Farmers on edge ahead of crop report
Next Monday, the U.S. Department of Agriculture will release its newest estimates on the U.S. corn, wheat, and soybean crops, as well as an outlook for global supply and demand.
After flooding devastated many Midwestern farms this spring and prevented farmers from planting their corn crop, market watchers expected that this year’s harvest could be significantly smaller than originally projected.
The previous USDA outlook showed 91.7 million planted acres of corn, a figure that traders are expecting to drop to 88 million in Monday’s report. Soybean acreage is expected to rise from 80 million to 81 million as farmers who were unable to plant corn switched to soybeans.
In addition to acreage shifts, markets are wary of crop yields this year, as many fields were planted late or in wet conditions, which can reduce corn and soybean production. Firm estimates of crop yields won’t come from the USDA for another month, although they will include a best-guess on Monday.

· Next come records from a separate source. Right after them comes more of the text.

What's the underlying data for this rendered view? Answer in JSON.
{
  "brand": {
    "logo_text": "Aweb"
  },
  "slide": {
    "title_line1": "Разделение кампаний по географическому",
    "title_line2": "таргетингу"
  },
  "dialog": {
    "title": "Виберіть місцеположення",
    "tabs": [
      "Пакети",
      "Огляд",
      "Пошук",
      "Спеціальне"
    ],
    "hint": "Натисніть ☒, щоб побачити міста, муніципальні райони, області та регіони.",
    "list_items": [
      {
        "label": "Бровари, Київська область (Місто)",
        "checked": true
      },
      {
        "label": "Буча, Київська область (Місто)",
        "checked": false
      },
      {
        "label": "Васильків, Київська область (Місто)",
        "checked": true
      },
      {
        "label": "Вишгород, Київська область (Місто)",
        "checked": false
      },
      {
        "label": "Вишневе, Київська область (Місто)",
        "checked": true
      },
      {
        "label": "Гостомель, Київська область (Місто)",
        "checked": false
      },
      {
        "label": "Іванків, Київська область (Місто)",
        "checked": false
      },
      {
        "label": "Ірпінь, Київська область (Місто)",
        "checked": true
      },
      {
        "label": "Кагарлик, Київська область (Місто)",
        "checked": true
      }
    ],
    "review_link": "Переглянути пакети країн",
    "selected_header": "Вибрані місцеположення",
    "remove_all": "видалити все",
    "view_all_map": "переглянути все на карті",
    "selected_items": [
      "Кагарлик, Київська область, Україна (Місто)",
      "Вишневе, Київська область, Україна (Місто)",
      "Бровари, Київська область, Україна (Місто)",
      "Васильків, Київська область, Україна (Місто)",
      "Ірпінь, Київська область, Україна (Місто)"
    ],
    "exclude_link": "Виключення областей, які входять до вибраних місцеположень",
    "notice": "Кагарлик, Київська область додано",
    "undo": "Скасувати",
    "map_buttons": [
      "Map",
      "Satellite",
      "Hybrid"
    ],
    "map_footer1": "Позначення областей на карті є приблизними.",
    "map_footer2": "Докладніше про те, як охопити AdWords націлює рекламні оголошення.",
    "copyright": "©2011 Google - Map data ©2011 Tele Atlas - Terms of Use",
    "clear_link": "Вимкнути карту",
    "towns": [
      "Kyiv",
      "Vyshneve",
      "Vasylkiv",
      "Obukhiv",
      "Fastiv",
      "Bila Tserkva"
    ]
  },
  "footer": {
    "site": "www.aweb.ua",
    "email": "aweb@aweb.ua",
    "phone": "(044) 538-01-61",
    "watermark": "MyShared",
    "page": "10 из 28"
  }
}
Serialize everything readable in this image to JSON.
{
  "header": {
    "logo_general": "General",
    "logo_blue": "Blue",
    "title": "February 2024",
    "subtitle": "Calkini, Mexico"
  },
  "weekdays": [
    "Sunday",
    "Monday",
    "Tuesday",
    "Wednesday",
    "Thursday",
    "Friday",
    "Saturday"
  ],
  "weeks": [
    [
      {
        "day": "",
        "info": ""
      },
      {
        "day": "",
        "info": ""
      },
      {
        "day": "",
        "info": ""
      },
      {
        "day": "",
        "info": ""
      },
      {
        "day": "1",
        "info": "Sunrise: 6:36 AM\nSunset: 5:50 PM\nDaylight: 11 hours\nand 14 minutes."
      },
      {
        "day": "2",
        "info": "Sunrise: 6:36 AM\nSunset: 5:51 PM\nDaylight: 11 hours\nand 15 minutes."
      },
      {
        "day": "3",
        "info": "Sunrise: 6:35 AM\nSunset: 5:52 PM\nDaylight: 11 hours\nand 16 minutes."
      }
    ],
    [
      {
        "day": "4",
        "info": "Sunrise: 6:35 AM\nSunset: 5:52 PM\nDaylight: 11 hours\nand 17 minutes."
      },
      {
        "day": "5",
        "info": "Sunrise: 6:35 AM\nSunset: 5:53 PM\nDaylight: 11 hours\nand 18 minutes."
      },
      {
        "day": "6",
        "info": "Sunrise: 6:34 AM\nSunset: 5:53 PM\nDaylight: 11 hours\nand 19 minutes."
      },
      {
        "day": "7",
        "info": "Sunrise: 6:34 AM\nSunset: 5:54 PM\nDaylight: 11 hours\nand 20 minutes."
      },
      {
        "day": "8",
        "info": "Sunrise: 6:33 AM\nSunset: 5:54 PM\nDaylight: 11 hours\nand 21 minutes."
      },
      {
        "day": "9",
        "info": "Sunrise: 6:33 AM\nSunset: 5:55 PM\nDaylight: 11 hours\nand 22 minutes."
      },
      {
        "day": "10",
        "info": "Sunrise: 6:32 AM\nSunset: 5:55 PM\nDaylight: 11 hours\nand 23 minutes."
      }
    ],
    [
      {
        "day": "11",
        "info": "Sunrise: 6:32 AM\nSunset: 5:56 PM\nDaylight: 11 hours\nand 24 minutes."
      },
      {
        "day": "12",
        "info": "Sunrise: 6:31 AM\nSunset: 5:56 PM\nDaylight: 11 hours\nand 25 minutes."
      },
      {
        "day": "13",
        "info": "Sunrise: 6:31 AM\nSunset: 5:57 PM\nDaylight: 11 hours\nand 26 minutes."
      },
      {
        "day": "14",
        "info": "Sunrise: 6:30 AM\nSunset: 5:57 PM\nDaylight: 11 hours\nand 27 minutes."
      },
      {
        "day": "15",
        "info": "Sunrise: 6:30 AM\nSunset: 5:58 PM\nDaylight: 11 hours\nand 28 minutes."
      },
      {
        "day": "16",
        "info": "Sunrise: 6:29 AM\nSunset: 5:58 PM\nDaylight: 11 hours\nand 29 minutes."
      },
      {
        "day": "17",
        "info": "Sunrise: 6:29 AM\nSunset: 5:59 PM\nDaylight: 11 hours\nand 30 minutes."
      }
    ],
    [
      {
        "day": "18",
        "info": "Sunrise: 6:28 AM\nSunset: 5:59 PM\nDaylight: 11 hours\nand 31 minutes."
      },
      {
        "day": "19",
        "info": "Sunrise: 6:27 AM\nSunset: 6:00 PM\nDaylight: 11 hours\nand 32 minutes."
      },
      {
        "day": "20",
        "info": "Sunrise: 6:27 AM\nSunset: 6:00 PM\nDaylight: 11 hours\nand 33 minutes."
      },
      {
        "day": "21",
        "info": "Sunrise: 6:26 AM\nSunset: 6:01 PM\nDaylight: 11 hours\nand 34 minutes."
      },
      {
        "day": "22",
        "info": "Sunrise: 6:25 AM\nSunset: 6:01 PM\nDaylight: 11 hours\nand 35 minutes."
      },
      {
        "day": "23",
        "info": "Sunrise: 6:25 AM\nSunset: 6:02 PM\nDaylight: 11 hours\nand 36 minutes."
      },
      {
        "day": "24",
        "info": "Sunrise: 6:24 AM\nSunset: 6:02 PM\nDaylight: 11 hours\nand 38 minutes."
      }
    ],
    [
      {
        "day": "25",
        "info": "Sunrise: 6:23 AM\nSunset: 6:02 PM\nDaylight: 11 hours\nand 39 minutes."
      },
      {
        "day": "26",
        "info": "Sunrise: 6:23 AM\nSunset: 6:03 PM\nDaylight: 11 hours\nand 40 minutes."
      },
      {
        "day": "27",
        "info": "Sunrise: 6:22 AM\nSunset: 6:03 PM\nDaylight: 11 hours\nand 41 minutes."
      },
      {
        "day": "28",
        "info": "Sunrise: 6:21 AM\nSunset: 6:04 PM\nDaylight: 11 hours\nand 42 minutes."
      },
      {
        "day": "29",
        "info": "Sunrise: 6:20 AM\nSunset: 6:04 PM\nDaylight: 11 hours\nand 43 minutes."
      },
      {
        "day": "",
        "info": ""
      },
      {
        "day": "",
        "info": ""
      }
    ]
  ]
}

Ahead of the report, December corn and November beans traded for $4.17 and $8.89 per bushel, respectively. If the USDA’s newest estimates deviate significantly from markets’ expectations, there could be large market moves on Monday.